Today on the Doc on the Run podcast, we’re talking about how new running shoes might have made your bunion worse overnight.
I got a really interesting comment from somebody who thought that she got some new running shoes and it made her bunions worse overnight. We’re going to talk about how that’s possible and what really might be going on, because if somebody says, “Look, my bunion got worse rapidly overnight, it’s bigger and now I need to have surgery,” there’s probably something else going on that you might want to be aware of that might help you really understand the situation better.
When we’re talking about a bunion, of course, we’re talking about the big toe joint right here and I think if I draw a couple of pictures, it might be helpful to illustrate this issue. Again, we’re talking about your foot, right at the big toe joint. When you have a bunion, you have a big toe that slopes over a little bit against the second toe and you have a bump that sticks out over here.
What’s really going on in there is that the first metatarsal bone is tilting over in that direction a little bit and then the toe looks like it’s moved over that way, but it’s really tethered, but the details of that are not real important. And so you have the metatarsal bone, the angle between these two bones is increasing, it looks like it’s tilting over that way and so when it rubs inside the shoe you start having pain here.

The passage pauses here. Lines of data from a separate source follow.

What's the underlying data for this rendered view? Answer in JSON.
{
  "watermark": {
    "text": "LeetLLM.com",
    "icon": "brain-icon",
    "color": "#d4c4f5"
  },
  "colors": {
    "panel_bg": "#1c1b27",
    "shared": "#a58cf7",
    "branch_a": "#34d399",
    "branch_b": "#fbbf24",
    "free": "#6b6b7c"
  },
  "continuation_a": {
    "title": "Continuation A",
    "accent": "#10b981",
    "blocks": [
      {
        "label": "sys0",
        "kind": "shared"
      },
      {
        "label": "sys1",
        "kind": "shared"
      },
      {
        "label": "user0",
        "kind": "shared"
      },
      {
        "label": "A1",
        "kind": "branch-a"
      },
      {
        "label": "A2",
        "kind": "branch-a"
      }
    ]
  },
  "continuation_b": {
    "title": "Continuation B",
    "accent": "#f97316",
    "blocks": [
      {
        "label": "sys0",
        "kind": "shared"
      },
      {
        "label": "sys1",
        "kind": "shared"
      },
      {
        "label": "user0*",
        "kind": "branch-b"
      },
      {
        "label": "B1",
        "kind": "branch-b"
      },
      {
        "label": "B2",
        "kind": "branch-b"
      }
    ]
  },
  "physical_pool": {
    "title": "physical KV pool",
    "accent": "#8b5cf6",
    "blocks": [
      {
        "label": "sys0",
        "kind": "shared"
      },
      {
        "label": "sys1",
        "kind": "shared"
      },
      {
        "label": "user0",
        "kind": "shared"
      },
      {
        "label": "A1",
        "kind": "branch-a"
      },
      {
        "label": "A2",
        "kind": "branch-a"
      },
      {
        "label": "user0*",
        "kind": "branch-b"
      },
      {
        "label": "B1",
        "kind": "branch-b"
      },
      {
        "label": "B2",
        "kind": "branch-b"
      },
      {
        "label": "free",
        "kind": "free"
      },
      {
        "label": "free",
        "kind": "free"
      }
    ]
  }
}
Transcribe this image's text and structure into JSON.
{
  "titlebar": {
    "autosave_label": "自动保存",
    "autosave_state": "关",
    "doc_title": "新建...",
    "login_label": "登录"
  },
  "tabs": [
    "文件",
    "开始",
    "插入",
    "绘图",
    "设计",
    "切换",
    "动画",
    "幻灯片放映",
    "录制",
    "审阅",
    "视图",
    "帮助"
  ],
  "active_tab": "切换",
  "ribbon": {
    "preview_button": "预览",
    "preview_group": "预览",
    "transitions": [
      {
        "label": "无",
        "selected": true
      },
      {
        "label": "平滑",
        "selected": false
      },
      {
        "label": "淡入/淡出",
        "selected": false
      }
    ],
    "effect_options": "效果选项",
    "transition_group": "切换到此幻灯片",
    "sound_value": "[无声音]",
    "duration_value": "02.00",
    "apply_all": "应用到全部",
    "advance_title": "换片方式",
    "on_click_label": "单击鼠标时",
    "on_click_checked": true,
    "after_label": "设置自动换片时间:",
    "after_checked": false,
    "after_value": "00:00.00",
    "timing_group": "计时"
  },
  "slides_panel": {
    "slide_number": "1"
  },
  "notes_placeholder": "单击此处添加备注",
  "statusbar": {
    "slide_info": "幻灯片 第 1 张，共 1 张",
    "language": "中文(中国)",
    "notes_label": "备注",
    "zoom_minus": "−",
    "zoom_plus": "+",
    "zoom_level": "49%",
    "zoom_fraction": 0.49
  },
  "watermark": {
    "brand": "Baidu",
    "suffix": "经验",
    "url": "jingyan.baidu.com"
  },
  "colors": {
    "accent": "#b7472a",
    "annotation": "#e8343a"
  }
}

Now, if you think you have a bunion and suddenly it gets way bigger, many people think that bone has moved over further and that they need to have surgery to address that problem, but that’s rarely the case. What’s more often the case is that you get some new shoes and the little fluid filled sack in here, the bursa, actually swells up and becomes inflamed and irritated.
So when the bursa swells, if it swells up really big, well, then that makes the skin stick out further and it looks like it’s much, much bigger. It looks like your bunion has gotten huge overnight. Well, it doesn’t really do that.
If you have a bunion, maybe you have a mild bunion, your toe’s really not that crooked and you put some shoes on and the strap from the upper of the shoe goes right across it, well, it can really inflame it and make it stick out more. Well, how’s that happen? Well, if you look at this from the side, let’s say, this is your foot and this is the big toe joint out here and you have the metatarsal bone comes down like this, and you have to remember that little bursa, that little fluid filled sack, is sitting right over here on the side. That’s this one.
If you irritate that bursa and it gets inflamed, then it’s going to cause pain. When you get your new running shoes, you look at the shoe, well, what’s the shoe look like? Well, you’ve got the toe box, you’ve got the upper, you have the tongue and the laces and all that and this is what your running shoe looks like. You got all your laces up here and your foot’s sitting in there, you have the outsole and then you have some reinforcing material and when you’re buying new running shoes.
If you have bunions, if you’ve got this problem, you want to make sure that there’s no reinforcing straps or bands of stiff material that go right over that bunion because if they do come right over the bunion like that, it’s going to irritate the bursa. Then that little fluid filled sack will become more inflated, or it will become more inflamed, and it will become more irritated and then you think it got worse overnight.
But the changing position of the bone that actually starts leading you to the operating room, that almost never happens quickly, it happens very, very slowly. Just think about that. Think about the shoes you’re using, think about whether or not it’s irritating the bursa and then think about if there’s something you could do to just calm it down.
Obviously if you have bursitis because of this problem from your new running shoes and you actually do something to reduce the inflammation of the bursa and the bunion looks like it’s smaller, well, that means you don’t need surgery because the bones are not going to change position and surgery is really addressing the position of the bones.
I hope that helps you understand a little bit more about how some new running shoes could make it seem like your bunion got worse overnight. If you like this, please like it, share it, subscribe and I’ll see you in the next training. Thanks very much.